The netbook line may have been declared dead in the mainstream market, but that hasn’t stopped more adventurous companies from trying their hand at it in one form or another. From smartphones that unfold into a laptop to mini laptops that can fit on the palm of your hand. Somewhat. Most of these come from Chinese brands that can afford to play around with their products. One of the latest and most unconventional is the One Mix 2 Yoga, a second gen convertible laptop whose specs may sound too good to be true.
We’ve seen and used our fair share of these “palmtop” PCs, most of them coming from GPD or GamePad Digital, a more or less established Chinese company whose claim to local fame has been Android-based gaming handheld. For the past two years, it has successfully crowdfunded a handheld Windows 10 Gaming PC and a more conventional but tiny Windows 10/Ubuntu Linux laptop. It has even recently followed it up with second gen models.

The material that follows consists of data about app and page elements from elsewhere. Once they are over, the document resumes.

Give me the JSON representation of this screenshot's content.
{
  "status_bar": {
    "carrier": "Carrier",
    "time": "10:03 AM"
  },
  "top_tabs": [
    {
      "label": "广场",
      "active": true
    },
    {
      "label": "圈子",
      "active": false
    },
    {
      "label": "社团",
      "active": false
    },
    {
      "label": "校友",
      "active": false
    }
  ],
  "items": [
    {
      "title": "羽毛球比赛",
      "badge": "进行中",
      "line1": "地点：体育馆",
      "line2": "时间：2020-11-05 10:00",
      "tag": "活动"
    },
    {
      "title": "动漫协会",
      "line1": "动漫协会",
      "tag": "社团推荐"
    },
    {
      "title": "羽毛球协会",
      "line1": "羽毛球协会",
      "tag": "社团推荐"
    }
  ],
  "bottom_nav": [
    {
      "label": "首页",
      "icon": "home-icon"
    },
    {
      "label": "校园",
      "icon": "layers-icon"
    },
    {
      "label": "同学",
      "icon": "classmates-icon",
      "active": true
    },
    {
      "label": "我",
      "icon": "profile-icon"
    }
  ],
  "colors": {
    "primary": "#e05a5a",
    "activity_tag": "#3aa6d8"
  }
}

In comparison, One Mix is lesser known but its ambition definitely isn’t. It put out a One Mix Yoga that, at first blush, looked like a GPD Pocket clone. But this one had a special trick. Like what it’s Lenovo-sounding name implies, it can bend its screen backwards to the point that the small laptop becomes a small tablet. It even had a pressure sensitive stylus to boot.
The One Mix Yoga, however, was far from being an ideal mobile PC because of its specs. The One Mix 2 Yoga fixes all that to the point that it almost sounds impossible. Intel Core m3-7Y30 processor? Check. 8 GB of RAM? Check. 256 GB PCIe SSD? Check. While that combination of specs isn’t uncommon, cramming those all into a 7-inch laptop with a 1920×1200 touch screen definitely is.
Geekbuying has a pre-order sale for the base configuration price at $650. It’s almost easy to complain how expensive that is until you compare it with something like the Microsoft Surface Go that charges nearly the same but for much lower specs. Then again, the Surface Go comes from a reputable company. And while One Mix was able to deliver its first Yoga with barely any drama, there’s always a first time for everything.